Information -
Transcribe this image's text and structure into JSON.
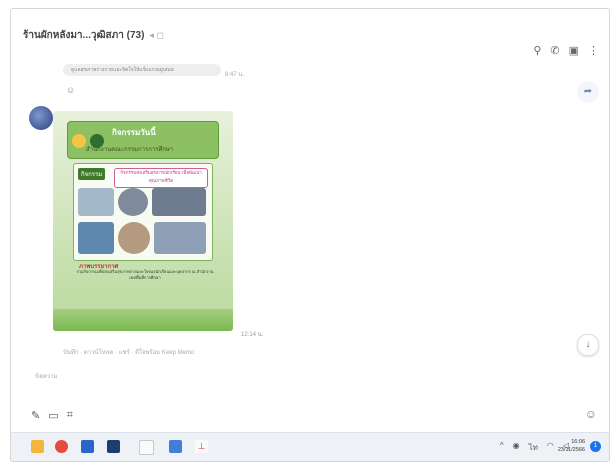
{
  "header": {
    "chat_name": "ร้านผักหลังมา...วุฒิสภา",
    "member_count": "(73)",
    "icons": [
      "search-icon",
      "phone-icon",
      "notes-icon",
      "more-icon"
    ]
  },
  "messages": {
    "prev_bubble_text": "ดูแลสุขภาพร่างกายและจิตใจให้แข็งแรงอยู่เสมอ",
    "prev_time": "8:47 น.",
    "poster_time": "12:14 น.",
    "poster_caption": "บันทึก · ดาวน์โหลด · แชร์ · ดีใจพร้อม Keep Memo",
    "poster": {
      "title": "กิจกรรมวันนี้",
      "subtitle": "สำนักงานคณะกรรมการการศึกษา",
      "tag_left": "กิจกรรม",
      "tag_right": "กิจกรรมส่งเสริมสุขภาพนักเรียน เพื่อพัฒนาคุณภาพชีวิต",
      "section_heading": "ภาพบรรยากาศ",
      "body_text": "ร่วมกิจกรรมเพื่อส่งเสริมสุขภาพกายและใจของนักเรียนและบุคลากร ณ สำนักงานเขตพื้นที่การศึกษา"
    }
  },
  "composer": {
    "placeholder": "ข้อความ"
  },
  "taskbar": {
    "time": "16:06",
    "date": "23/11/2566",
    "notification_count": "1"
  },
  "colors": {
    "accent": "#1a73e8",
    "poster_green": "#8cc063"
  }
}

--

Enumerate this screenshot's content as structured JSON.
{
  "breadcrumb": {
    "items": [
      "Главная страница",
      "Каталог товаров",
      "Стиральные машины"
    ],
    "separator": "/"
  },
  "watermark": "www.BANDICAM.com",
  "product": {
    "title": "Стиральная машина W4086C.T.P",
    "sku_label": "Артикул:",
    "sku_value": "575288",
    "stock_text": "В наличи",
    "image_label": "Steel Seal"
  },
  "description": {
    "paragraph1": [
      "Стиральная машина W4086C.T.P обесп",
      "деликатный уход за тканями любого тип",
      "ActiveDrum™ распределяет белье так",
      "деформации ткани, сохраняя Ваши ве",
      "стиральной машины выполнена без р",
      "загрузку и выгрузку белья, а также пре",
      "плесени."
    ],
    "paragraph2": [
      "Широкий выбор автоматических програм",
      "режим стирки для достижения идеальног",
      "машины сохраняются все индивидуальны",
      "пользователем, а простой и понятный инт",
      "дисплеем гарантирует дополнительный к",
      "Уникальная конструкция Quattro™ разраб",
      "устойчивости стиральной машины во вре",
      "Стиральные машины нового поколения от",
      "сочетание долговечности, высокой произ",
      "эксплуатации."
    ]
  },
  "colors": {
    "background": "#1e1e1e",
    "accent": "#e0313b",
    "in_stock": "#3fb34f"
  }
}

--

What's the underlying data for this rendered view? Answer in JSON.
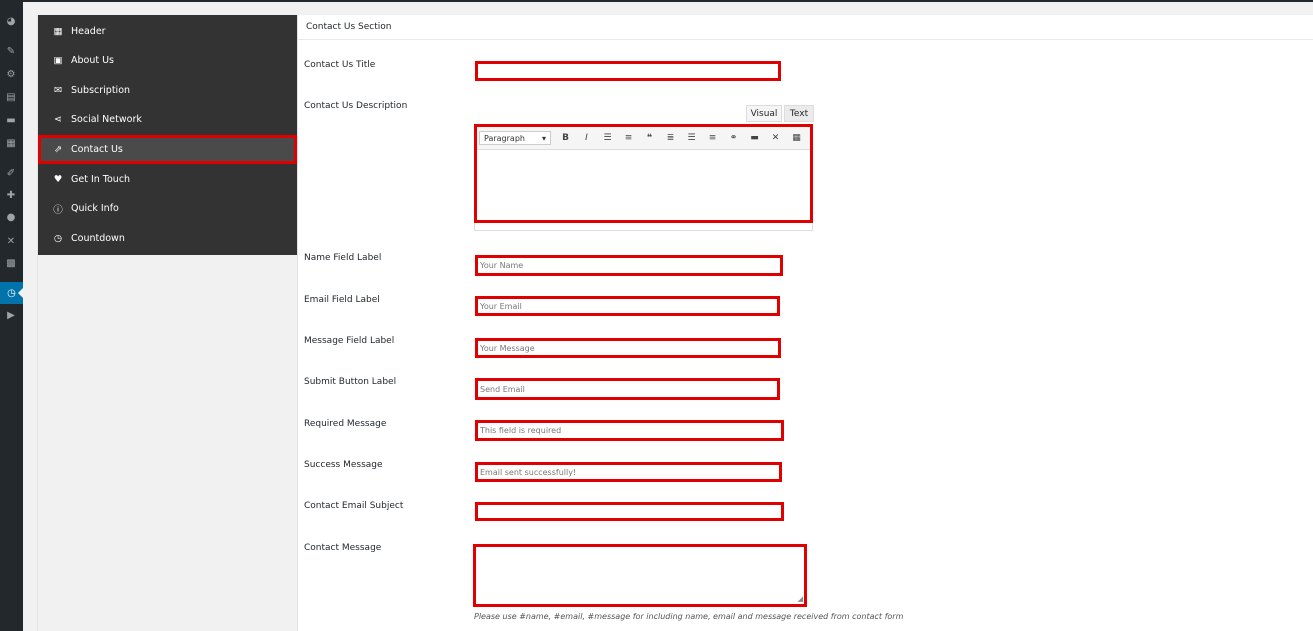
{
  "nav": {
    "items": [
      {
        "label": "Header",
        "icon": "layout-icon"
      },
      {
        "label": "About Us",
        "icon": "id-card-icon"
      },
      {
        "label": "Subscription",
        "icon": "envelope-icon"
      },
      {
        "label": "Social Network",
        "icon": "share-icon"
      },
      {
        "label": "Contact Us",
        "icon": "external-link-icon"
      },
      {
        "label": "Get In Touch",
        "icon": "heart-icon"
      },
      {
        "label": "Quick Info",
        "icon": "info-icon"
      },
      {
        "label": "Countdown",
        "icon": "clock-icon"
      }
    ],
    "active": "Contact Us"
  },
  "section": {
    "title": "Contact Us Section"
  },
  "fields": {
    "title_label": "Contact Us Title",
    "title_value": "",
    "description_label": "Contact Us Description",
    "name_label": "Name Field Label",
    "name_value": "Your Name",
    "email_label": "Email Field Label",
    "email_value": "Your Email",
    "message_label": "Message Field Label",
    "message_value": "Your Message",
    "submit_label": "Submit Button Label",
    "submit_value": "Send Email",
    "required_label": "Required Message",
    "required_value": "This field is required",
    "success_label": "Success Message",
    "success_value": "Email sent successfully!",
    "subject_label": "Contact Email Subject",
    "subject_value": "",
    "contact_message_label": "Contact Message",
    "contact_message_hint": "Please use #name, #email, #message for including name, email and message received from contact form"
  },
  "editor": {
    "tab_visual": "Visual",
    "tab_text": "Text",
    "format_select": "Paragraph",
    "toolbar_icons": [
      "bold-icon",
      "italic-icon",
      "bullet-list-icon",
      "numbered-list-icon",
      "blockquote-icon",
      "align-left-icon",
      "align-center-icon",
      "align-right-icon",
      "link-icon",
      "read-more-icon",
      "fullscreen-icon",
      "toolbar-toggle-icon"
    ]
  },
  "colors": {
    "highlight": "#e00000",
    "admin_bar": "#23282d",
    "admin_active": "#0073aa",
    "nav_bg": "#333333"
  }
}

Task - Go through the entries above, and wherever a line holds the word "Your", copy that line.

Finished exercise -
    "name_value": "Your Name",
    "email_value": "Your Email",
    "message_value": "Your Message",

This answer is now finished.